When Przybyla suddenly became limp in the water, those around her said it was clear something was wrong.
“I can (spot) convulsions; the tightening of hands and jaw and neck,” Noah recalled from his lifeguard training. Przybyla was having a seizure.
The last thing Przybyla remembers was doing the “bunny hop” exercise and waking up in the hospital, she said Monday.
What she can’t remember is a story of quick thinking and solidarity: The class instructor called for Noah, a fellow classmate moved Przybyla to her back so she wasn’t face down in the pool and then the teen quickly pulled her from the water.
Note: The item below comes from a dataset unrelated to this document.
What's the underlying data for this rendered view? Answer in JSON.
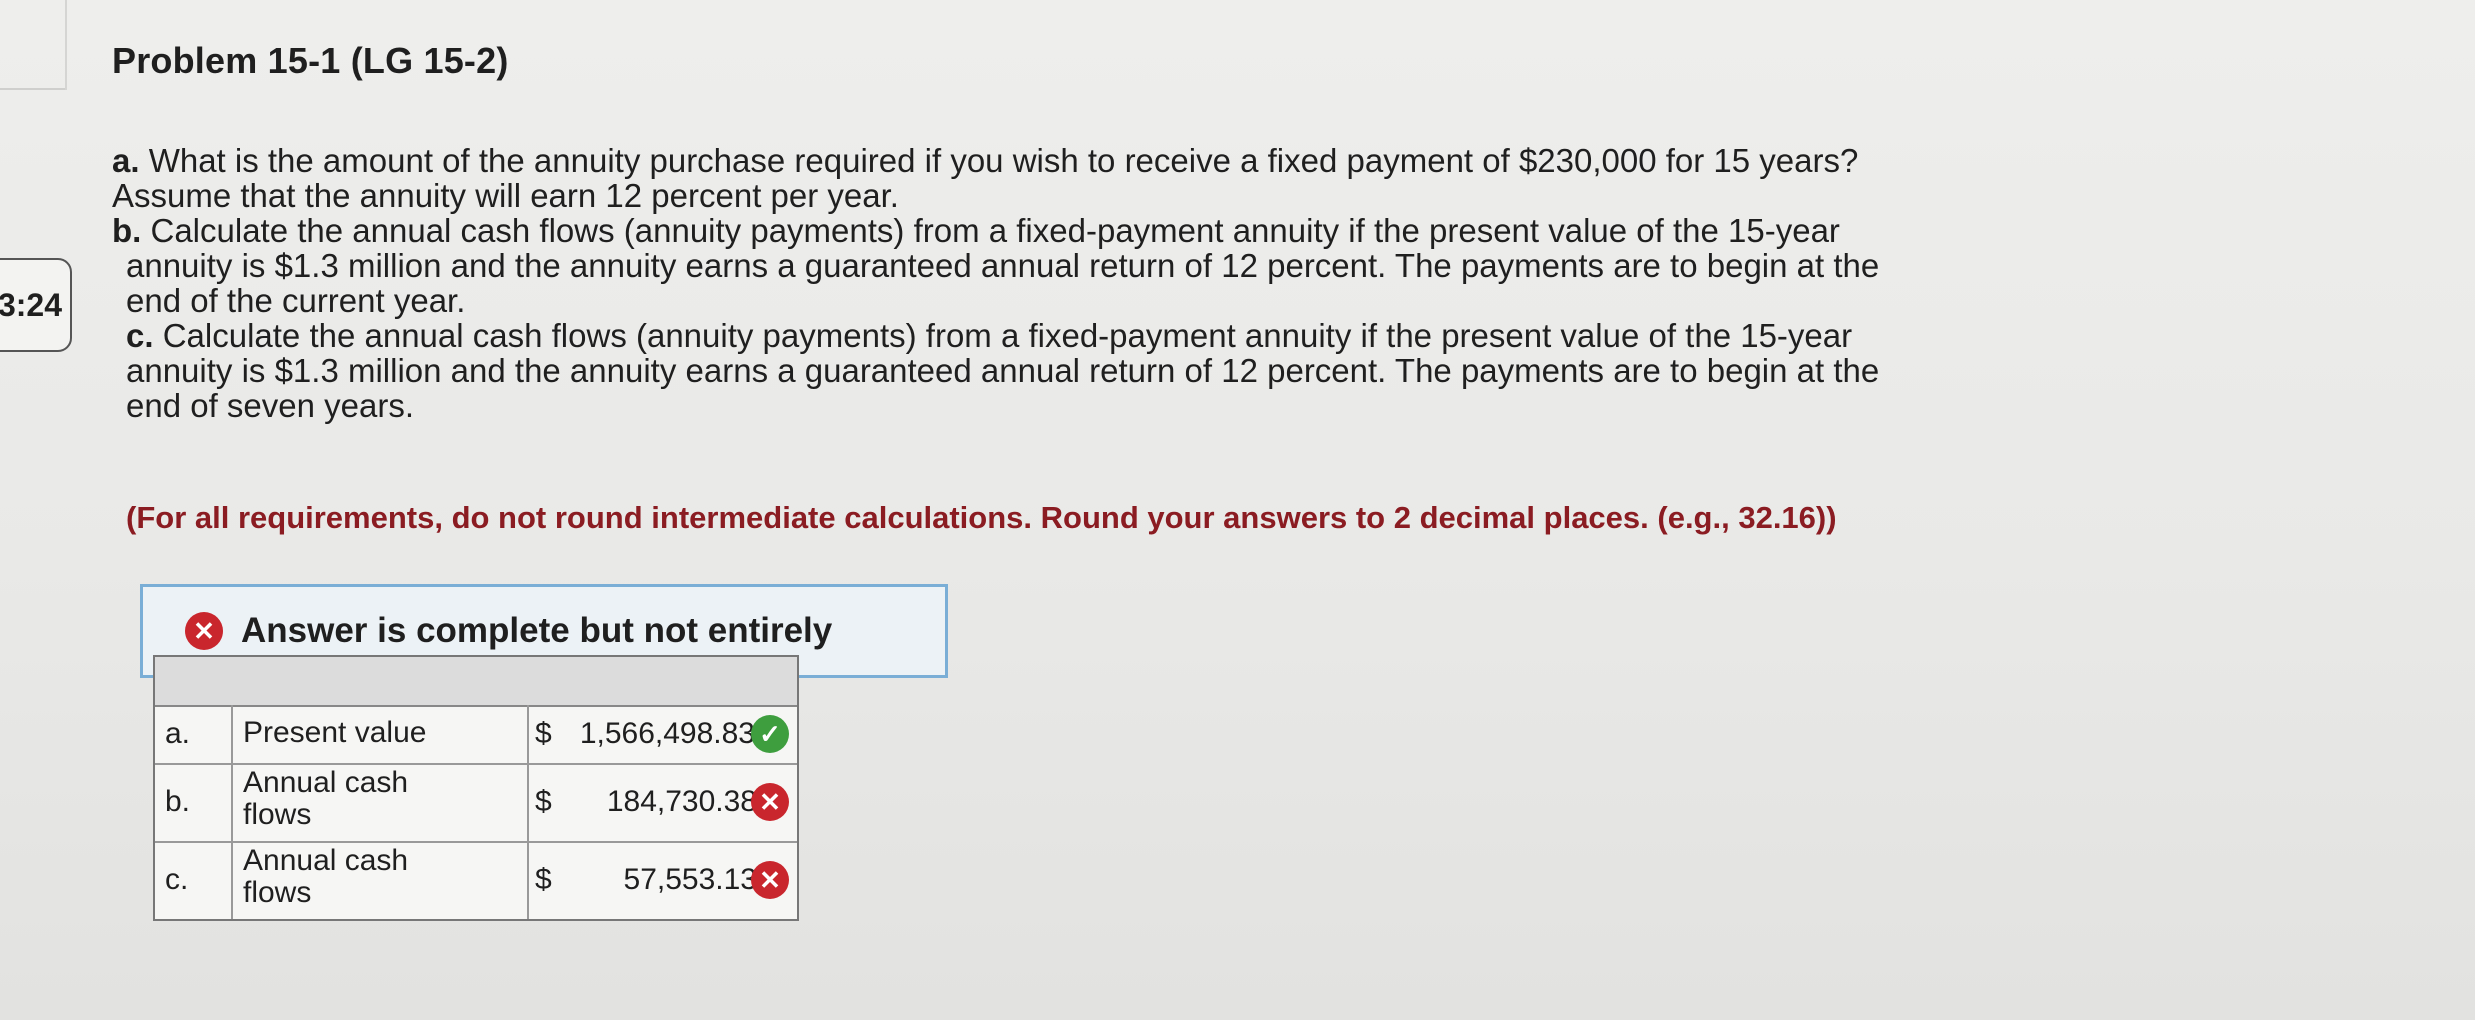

He laid her on a side and checked her vital signs.
“She was really blue, so I asked for towels because it was cold,” Noah said. “I kept calm and remembered my training.”
Others called for paramedics and cleared a path by pushing pool chairs aside when they arrived to take her to Twin Cities Community Hospital in Templeton.
“It was a big team effort. I don’t want to take sole responsibility for everything that went on. Everyone had their part,” Noah said.
The teen’s father said his son was just doing his job.
“He’s not big-headed about it. He’s just glad he was there,” Greg Erwin said. “I felt proud.”
On Monday, Przybyla said she is recovering and filled with gratitude for everyone involved.
“I thank Noah for his quickness, she said. “And Vicki, too. They were on the ball.”
Blackburn said Noah did everything right as she coached him through his “first save.”
“It’s a pretty traumatic thing,” Blackburn said. “He was very calm, very professional. He’s a wonderful kid.”
Przybyla, who has been drawn to the water for most of her life, said she couldn’t wait until her doctor allows her to return to the pool in the coming weeks.
“I already miss it,” she said, being away a mere five days.
Her seizure was linked to a brain tumor that was removed about three years ago, she said. It was the first time she’d experienced a seizure, but she has since learned that it’s more likely to happen when she’s tired or too warm.
But that won’t keep her from the water.
“You get so used to going,” she said of her attraction to the pool. “I used to go day and night, and now that I’m getting older, I go three nights a week.”
Noah said the pool has also been a place he looks forward to visiting.
“I like the ladies — they’re cool,” he said. “It’s like a new set of friends.”